## YOUR INSTRUCTIONS
Write only how many lines of the listing below include the string "Shop".

## GIVEN DATA
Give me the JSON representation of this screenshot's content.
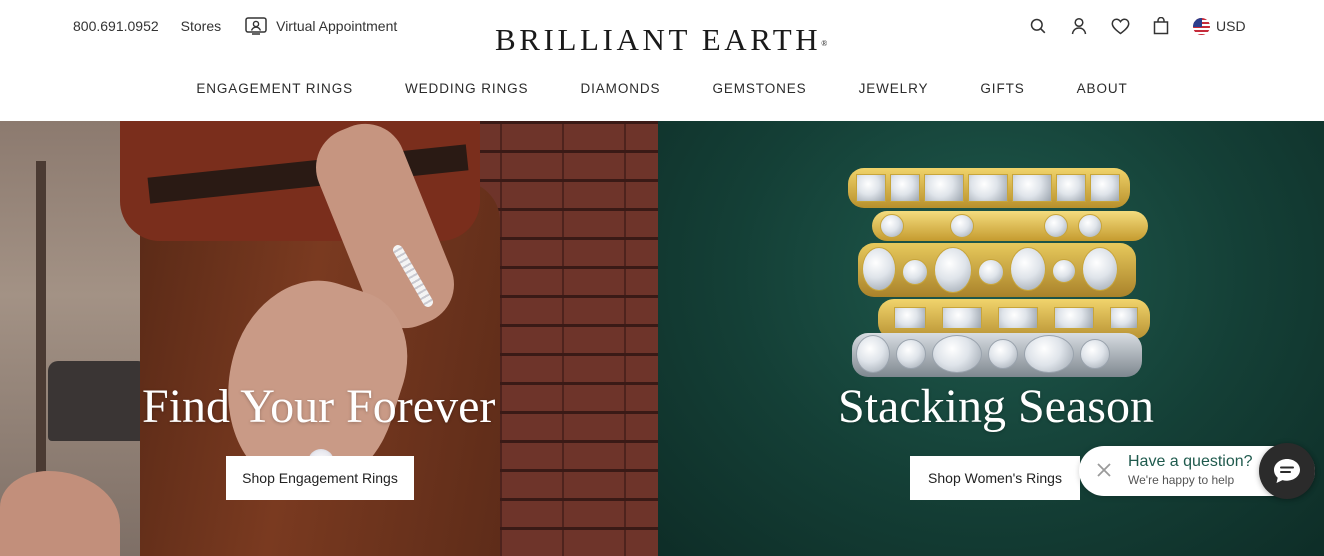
{
  "header": {
    "phone": "800.691.0952",
    "stores_label": "Stores",
    "virtual_appointment_label": "Virtual Appointment",
    "logo_text": "BRILLIANT EARTH",
    "logo_mark": "®",
    "icons": [
      "search-icon",
      "account-icon",
      "heart-icon",
      "bag-icon"
    ],
    "currency": "USD"
  },
  "nav": {
    "items": [
      {
        "label": "ENGAGEMENT RINGS"
      },
      {
        "label": "WEDDING RINGS"
      },
      {
        "label": "DIAMONDS"
      },
      {
        "label": "GEMSTONES"
      },
      {
        "label": "JEWELRY"
      },
      {
        "label": "GIFTS"
      },
      {
        "label": "ABOUT"
      }
    ]
  },
  "hero": {
    "left": {
      "title": "Find Your Forever",
      "button_label": "Shop Engagement Rings"
    },
    "right": {
      "title": "Stacking Season",
      "button_label": "Shop Women's Rings"
    }
  },
  "chat": {
    "title": "Have a question?",
    "subtitle": "We're happy to help"
  },
  "colors": {
    "brand_green": "#1f5a4d",
    "panel_green": "#143f36",
    "panel_brown": "#5b2f22",
    "chat_button": "#2b2b2b"
  }
}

## WRITTEN REPLY
2